Task statement: This task calls for copying every line in the data below that contains the word "JSON".

Material provided:
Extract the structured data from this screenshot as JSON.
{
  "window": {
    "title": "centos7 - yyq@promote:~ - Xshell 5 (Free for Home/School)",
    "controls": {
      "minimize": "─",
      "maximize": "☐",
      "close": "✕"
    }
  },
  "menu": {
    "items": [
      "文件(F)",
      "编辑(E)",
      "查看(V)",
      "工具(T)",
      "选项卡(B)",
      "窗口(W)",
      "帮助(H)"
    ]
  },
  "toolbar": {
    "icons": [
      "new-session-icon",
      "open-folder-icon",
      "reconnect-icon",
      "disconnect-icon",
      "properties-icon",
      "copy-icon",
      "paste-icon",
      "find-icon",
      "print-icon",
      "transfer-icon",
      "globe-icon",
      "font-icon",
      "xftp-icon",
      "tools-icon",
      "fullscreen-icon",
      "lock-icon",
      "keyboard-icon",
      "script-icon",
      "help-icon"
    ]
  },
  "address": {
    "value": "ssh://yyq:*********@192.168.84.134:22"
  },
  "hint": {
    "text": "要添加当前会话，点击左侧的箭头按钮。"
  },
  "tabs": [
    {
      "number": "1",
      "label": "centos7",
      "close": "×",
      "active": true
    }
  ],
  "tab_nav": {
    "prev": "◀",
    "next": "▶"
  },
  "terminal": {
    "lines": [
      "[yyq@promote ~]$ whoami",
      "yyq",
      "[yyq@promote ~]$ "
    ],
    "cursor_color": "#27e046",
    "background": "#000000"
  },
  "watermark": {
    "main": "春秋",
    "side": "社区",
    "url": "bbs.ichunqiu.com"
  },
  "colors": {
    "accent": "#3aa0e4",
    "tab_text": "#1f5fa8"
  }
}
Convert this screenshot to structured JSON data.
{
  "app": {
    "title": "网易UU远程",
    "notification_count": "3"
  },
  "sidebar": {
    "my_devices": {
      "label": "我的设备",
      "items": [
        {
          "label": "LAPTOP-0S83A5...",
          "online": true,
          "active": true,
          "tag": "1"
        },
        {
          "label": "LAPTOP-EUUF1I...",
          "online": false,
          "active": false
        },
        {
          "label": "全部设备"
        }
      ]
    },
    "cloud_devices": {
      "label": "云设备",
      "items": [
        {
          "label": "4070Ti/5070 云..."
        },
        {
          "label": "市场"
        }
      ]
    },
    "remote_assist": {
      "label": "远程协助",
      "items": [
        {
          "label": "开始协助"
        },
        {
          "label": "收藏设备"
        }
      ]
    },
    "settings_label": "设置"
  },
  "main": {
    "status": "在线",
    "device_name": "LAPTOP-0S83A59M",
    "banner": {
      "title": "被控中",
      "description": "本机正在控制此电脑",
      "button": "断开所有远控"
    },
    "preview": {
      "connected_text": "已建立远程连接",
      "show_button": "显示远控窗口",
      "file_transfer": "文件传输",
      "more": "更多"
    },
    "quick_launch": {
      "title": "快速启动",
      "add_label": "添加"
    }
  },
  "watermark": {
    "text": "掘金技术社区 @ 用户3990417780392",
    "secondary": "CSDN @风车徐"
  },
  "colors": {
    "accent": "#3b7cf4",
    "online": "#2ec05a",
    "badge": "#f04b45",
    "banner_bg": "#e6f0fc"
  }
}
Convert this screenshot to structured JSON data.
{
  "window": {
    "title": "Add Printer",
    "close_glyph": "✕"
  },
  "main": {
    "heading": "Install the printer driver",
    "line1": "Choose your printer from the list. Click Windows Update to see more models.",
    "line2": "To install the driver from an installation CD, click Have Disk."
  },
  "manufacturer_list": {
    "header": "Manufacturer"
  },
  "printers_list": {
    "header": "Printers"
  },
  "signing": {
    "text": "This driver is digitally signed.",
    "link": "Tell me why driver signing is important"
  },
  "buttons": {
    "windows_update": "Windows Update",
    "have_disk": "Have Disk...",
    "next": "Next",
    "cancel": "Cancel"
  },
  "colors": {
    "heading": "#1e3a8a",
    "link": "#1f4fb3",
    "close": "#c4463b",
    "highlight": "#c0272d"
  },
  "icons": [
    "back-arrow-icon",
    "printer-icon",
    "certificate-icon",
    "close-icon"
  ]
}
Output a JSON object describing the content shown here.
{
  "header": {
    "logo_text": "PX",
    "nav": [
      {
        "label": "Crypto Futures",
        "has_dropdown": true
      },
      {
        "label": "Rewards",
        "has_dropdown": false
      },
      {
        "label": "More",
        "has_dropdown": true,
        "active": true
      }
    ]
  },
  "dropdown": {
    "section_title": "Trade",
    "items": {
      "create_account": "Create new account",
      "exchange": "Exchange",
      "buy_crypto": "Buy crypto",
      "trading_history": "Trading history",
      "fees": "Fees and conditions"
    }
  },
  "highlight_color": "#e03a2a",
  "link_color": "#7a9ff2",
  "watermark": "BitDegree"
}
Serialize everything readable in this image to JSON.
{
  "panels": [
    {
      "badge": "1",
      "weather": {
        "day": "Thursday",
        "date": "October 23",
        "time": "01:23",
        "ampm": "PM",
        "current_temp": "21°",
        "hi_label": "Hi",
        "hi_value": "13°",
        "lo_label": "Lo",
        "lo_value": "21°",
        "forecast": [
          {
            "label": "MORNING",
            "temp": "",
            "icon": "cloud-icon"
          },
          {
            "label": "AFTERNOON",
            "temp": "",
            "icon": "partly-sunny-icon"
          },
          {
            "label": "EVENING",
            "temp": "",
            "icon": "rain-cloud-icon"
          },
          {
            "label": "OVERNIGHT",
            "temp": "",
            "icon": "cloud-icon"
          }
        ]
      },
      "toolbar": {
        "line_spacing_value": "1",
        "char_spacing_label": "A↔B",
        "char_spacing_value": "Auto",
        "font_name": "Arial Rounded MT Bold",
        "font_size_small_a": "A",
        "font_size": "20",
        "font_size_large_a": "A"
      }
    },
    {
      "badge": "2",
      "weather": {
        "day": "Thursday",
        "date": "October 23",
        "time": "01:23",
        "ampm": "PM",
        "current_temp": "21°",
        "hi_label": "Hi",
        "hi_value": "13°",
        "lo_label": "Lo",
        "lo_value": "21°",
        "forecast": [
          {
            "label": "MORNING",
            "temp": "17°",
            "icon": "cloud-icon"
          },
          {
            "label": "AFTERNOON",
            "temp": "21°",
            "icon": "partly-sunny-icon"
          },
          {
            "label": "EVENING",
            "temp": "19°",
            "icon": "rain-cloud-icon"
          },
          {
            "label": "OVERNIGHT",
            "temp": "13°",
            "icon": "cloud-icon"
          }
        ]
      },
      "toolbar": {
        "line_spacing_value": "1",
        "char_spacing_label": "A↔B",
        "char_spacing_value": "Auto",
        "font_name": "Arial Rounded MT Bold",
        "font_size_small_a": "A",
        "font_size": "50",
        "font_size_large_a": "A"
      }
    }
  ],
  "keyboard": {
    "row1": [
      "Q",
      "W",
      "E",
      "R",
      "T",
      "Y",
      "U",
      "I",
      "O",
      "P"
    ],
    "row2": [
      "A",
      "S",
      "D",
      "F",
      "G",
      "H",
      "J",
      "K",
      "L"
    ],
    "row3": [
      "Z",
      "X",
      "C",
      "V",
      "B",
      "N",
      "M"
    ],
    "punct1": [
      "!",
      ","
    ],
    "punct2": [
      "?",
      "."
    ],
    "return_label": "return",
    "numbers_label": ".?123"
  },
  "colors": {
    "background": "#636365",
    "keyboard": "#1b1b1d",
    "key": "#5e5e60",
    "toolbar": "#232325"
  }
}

Response below:
Extract the structured data from this screenshot as JSON.
Convert this screenshot to structured JSON data.
Convert this screenshot to structured JSON data.
Output a JSON object describing the content shown here.
Serialize everything readable in this image to JSON.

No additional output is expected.